Summer kicks off with a bang

The fire at Hill River burnt about eight hectares of wheat crop, this photo is looking south towards the Farrell Flat Road.
The fire at Hill River burnt about eight hectares of wheat crop, this photo is looking south towards the Farrell Flat Road.

Saturday marked the first day of summer and with it brought a mixture of weather events. 

From a warm and windy day to hail, rain and thunderstorms, the Clare Valley and Mid North copped a range of weather. 

Predictions earlier in the week from the Bureau of Meteorology showed there would be a possibility of rain and thunderstorms on the day. 

Thunderstorms began to roll in at about lunchtime, with several lightning strikes and rain falling throughout the region. 

Just after 1.30pm on Saturday, a lightning strike started a fire in a wheat crop at Hill River. 

High winds flared the fire which burnt about eight hectares. 

The conditions saw a swift response from both farm units, Country Fire Service appliances and air support. 

It also saw watch and act messages given to those in the area. 

Several farm units assisted about 13 appliances – including trucks and water carriers – while air support was sent in but not used. 

The fire was brought under control not long before more rain fell. 

As the day continued on, thunderstorms rolled over and showers of rain continued before the sun and warmth would come out again. 

Lightning continued to strike as the thunder rumbled and for Hill River resident Amy Rundle it came closer than expected. 

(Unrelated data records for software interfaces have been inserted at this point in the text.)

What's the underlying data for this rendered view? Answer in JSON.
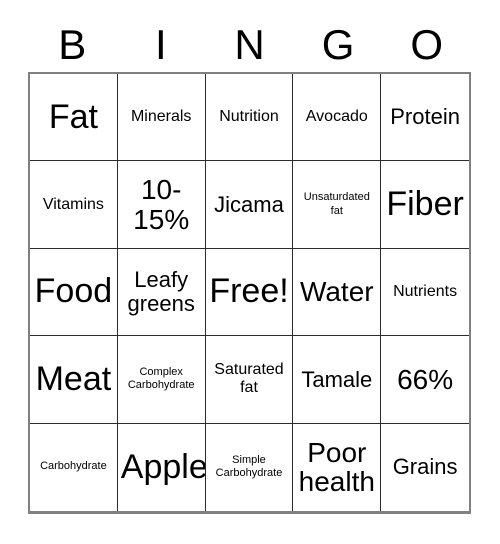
{
  "card": {
    "title": "BINGO",
    "header_letters": [
      "B",
      "I",
      "N",
      "G",
      "O"
    ],
    "grid_size": "5x5",
    "colors": {
      "background": "#ffffff",
      "text": "#000000",
      "inner_border": "#2b2b2b",
      "outer_border": "#808080"
    },
    "rows": [
      {
        "cells": [
          {
            "text": "Fat",
            "size": "fs-xl"
          },
          {
            "text": "Minerals",
            "size": "fs-sm"
          },
          {
            "text": "Nutrition",
            "size": "fs-sm"
          },
          {
            "text": "Avocado",
            "size": "fs-sm"
          },
          {
            "text": "Protein",
            "size": "fs-md"
          }
        ]
      },
      {
        "cells": [
          {
            "text": "Vitamins",
            "size": "fs-sm"
          },
          {
            "text": "10-\n15%",
            "size": "fs-lg"
          },
          {
            "text": "Jicama",
            "size": "fs-md"
          },
          {
            "text": "Unsaturdated\nfat",
            "size": "fs-xs"
          },
          {
            "text": "Fiber",
            "size": "fs-xl"
          }
        ]
      },
      {
        "cells": [
          {
            "text": "Food",
            "size": "fs-xl"
          },
          {
            "text": "Leafy\ngreens",
            "size": "fs-md"
          },
          {
            "text": "Free!",
            "size": "fs-xl"
          },
          {
            "text": "Water",
            "size": "fs-lg"
          },
          {
            "text": "Nutrients",
            "size": "fs-sm"
          }
        ]
      },
      {
        "cells": [
          {
            "text": "Meat",
            "size": "fs-xl"
          },
          {
            "text": "Complex\nCarbohydrate",
            "size": "fs-xs"
          },
          {
            "text": "Saturated\nfat",
            "size": "fs-sm"
          },
          {
            "text": "Tamale",
            "size": "fs-md"
          },
          {
            "text": "66%",
            "size": "fs-lg"
          }
        ]
      },
      {
        "cells": [
          {
            "text": "Carbohydrate",
            "size": "fs-xs"
          },
          {
            "text": "Apple",
            "size": "fs-xl"
          },
          {
            "text": "Simple\nCarbohydrate",
            "size": "fs-xs"
          },
          {
            "text": "Poor\nhealth",
            "size": "fs-lg"
          },
          {
            "text": "Grains",
            "size": "fs-md"
          }
        ]
      }
    ]
  }
}
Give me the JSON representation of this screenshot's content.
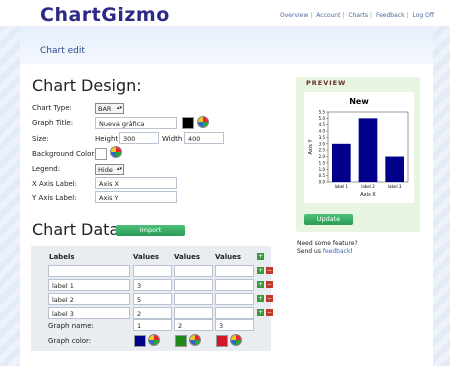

Standing outside undercover watching the storms roll in and checking to see if the fire, not far from where she lived, had been put out, she witnessed the corner of her veranda be struck by lightning. 

“It was so loud, I ran inside to check the electricity and it was still on,” Ms Rundle said. 

“We have a lot of trees around the house and were surprised it didn’t hit any of them.”

While it didn’t cause any damage to the house, Ms Rundle said it sounded like someone had hit the house with a car. 

Ms Rundle said following the strike, at about 5.30pm, they watched a rain event come across the valley, before the sky went white and it rained for about three minutes. 

“Then it just stopped and then a rainbow came out and it was like nothing had happened for the whole day,” she said. 

The stormy weather didn’t stop there with Snowtown copping the brunt of tornado-like conditions. 

The flow-on saw residents in Clare’s township and into Farrell Flat get hit by hail. 

Lasting only a few minutes, the hailstorm brought almost golf ball sized stones with it. Clear skies followed a bright red sunset and the storm had passed. See more photos of the storm on page 12 of today’s paper.